SUPPLIED RECORDS ::
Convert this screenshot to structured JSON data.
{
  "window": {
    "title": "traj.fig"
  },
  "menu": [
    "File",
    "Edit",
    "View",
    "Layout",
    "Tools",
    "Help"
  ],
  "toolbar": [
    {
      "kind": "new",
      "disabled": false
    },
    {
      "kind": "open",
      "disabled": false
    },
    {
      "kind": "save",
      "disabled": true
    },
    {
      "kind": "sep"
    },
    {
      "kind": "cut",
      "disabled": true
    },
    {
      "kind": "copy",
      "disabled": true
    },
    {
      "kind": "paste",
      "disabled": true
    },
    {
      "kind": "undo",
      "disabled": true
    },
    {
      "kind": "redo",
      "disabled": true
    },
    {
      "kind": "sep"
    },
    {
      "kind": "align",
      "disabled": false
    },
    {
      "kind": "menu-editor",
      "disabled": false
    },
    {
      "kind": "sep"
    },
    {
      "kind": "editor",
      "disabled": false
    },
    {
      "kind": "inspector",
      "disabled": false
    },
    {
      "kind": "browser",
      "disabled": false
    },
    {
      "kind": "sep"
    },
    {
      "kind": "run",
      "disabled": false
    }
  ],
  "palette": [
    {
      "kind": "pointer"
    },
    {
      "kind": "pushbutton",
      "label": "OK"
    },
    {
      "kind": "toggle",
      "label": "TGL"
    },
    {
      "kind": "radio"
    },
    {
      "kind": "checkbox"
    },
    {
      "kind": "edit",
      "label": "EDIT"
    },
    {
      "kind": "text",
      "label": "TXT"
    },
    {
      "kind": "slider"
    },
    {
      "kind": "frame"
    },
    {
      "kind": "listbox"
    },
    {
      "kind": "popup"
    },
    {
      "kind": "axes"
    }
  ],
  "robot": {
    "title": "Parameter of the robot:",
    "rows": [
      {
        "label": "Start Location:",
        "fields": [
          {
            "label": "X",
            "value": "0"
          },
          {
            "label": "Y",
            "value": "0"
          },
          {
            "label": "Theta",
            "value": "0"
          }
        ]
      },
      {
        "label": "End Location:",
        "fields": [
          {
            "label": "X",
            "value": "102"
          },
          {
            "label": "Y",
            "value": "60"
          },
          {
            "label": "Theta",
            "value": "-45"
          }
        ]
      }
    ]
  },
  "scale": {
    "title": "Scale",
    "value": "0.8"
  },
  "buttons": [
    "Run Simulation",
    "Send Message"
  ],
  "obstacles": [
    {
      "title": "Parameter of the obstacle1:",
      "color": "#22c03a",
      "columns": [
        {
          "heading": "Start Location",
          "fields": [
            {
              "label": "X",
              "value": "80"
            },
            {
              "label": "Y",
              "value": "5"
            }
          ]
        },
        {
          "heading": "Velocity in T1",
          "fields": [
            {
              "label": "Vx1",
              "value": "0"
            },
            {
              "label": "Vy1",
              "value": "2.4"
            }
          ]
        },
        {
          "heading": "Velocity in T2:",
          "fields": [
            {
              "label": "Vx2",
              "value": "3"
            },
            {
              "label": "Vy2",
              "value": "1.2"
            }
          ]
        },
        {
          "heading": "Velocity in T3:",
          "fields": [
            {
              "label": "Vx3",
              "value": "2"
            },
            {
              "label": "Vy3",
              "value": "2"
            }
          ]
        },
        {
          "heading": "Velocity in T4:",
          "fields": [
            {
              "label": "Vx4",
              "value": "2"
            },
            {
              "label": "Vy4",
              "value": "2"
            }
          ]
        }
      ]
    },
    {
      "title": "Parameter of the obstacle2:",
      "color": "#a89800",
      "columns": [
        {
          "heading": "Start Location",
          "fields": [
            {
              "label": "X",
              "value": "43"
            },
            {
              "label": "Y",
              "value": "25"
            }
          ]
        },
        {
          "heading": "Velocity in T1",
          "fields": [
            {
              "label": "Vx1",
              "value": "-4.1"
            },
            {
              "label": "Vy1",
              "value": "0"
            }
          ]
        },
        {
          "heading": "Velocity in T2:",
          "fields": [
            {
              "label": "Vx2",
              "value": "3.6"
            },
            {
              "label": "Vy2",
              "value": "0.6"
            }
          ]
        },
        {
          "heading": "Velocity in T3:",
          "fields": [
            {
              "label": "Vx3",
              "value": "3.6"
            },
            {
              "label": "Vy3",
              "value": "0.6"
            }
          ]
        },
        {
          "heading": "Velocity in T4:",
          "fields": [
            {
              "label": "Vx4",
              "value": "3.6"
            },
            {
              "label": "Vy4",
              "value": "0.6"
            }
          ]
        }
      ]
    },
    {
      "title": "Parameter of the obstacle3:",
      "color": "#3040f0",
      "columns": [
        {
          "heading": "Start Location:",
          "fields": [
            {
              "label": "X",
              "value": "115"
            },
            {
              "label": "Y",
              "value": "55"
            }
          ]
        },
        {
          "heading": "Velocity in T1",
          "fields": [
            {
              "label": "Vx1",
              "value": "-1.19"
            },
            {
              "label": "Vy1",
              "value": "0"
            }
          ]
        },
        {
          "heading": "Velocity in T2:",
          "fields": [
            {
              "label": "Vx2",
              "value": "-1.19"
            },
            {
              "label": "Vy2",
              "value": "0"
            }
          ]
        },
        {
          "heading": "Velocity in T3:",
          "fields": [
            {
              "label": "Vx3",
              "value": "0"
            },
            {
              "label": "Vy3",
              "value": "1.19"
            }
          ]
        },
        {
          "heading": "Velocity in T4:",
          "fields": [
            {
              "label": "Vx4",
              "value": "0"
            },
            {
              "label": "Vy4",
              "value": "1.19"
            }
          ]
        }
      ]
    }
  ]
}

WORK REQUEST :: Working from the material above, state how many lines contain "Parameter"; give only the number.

FINAL ANSWER :: 4